• WHAT YOU NEED TO DO: Starting at the top line and ending at the last, restate the records exactly.

(Entries from a dataset of interfaces)
╭──

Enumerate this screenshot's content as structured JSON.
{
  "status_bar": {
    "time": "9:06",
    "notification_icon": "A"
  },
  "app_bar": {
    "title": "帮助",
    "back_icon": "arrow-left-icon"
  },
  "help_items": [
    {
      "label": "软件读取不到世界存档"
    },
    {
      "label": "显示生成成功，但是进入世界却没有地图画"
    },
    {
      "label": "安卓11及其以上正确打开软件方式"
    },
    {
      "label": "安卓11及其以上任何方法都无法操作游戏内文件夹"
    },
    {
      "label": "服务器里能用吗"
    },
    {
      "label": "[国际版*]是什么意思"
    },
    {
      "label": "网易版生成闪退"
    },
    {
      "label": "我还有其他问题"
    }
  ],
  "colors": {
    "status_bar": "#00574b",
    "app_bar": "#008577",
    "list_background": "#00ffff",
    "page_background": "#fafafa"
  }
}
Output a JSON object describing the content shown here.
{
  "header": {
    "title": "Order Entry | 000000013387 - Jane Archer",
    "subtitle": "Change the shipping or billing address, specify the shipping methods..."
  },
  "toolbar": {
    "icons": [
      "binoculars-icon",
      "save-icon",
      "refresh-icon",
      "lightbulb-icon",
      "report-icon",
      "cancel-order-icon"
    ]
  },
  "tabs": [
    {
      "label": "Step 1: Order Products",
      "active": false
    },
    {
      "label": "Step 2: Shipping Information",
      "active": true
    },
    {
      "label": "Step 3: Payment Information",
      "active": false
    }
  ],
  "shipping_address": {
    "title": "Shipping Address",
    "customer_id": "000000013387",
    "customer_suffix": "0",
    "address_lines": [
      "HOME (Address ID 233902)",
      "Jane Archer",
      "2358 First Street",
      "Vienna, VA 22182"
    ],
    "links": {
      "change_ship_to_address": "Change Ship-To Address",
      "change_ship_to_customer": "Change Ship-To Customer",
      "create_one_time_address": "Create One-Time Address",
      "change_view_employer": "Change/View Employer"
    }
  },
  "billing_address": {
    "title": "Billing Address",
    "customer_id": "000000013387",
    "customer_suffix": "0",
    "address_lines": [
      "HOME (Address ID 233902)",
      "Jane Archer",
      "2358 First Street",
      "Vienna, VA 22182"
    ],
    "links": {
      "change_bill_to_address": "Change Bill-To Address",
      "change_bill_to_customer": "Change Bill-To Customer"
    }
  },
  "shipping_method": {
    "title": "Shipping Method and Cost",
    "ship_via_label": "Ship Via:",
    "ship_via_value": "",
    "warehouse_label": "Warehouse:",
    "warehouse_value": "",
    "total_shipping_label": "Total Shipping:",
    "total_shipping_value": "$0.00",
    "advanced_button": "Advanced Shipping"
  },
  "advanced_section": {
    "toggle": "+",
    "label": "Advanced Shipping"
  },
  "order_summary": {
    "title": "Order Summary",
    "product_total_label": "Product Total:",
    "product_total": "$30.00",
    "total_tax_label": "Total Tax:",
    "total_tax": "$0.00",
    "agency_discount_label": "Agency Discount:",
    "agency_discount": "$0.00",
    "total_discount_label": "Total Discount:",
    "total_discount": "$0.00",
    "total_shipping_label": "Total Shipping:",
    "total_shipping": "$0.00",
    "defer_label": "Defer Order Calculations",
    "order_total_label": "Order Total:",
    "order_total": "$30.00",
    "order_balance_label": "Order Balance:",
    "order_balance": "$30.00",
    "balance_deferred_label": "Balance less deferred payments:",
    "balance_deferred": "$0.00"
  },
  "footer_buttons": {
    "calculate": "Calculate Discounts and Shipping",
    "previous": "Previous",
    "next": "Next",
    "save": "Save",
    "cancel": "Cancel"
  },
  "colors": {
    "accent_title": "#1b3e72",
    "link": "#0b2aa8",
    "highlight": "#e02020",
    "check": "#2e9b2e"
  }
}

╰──

• OUTPUT:
Enumerate this screenshot's content as structured JSON.
{
  "status_bar": {
    "time": "9:06",
    "notification_icon": "A"
  },
  "app_bar": {
    "title": "帮助",
    "back_icon": "arrow-left-icon"
  },
  "help_items": [
    {
      "label": "软件读取不到世界存档"
    },
    {
      "label": "显示生成成功，但是进入世界却没有地图画"
    },
    {
      "label": "安卓11及其以上正确打开软件方式"
    },
    {
      "label": "安卓11及其以上任何方法都无法操作游戏内文件夹"
    },
    {
      "label": "服务器里能用吗"
    },
    {
      "label": "[国际版*]是什么意思"
    },
    {
      "label": "网易版生成闪退"
    },
    {
      "label": "我还有其他问题"
    }
  ],
  "colors": {
    "status_bar": "#00574b",
    "app_bar": "#008577",
    "list_background": "#00ffff",
    "page_background": "#fafafa"
  }
}
Output a JSON object describing the content shown here.
{
  "header": {
    "title": "Order Entry | 000000013387 - Jane Archer",
    "subtitle": "Change the shipping or billing address, specify the shipping methods..."
  },
  "toolbar": {
    "icons": [
      "binoculars-icon",
      "save-icon",
      "refresh-icon",
      "lightbulb-icon",
      "report-icon",
      "cancel-order-icon"
    ]
  },
  "tabs": [
    {
      "label": "Step 1: Order Products",
      "active": false
    },
    {
      "label": "Step 2: Shipping Information",
      "active": true
    },
    {
      "label": "Step 3: Payment Information",
      "active": false
    }
  ],
  "shipping_address": {
    "title": "Shipping Address",
    "customer_id": "000000013387",
    "customer_suffix": "0",
    "address_lines": [
      "HOME (Address ID 233902)",
      "Jane Archer",
      "2358 First Street",
      "Vienna, VA 22182"
    ],
    "links": {
      "change_ship_to_address": "Change Ship-To Address",
      "change_ship_to_customer": "Change Ship-To Customer",
      "create_one_time_address": "Create One-Time Address",
      "change_view_employer": "Change/View Employer"
    }
  },
  "billing_address": {
    "title": "Billing Address",
    "customer_id": "000000013387",
    "customer_suffix": "0",
    "address_lines": [
      "HOME (Address ID 233902)",
      "Jane Archer",
      "2358 First Street",
      "Vienna, VA 22182"
    ],
    "links": {
      "change_bill_to_address": "Change Bill-To Address",
      "change_bill_to_customer": "Change Bill-To Customer"
    }
  },
  "shipping_method": {
    "title": "Shipping Method and Cost",
    "ship_via_label": "Ship Via:",
    "ship_via_value": "",
    "warehouse_label": "Warehouse:",
    "warehouse_value": "",
    "total_shipping_label": "Total Shipping:",
    "total_shipping_value": "$0.00",
    "advanced_button": "Advanced Shipping"
  },
  "advanced_section": {
    "toggle": "+",
    "label": "Advanced Shipping"
  },
  "order_summary": {
    "title": "Order Summary",
    "product_total_label": "Product Total:",
    "product_total": "$30.00",
    "total_tax_label": "Total Tax:",
    "total_tax": "$0.00",
    "agency_discount_label": "Agency Discount:",
    "agency_discount": "$0.00",
    "total_discount_label": "Total Discount:",
    "total_discount": "$0.00",
    "total_shipping_label": "Total Shipping:",
    "total_shipping": "$0.00",
    "defer_label": "Defer Order Calculations",
    "order_total_label": "Order Total:",
    "order_total": "$30.00",
    "order_balance_label": "Order Balance:",
    "order_balance": "$30.00",
    "balance_deferred_label": "Balance less deferred payments:",
    "balance_deferred": "$0.00"
  },
  "footer_buttons": {
    "calculate": "Calculate Discounts and Shipping",
    "previous": "Previous",
    "next": "Next",
    "save": "Save",
    "cancel": "Cancel"
  },
  "colors": {
    "accent_title": "#1b3e72",
    "link": "#0b2aa8",
    "highlight": "#e02020",
    "check": "#2e9b2e"
  }
}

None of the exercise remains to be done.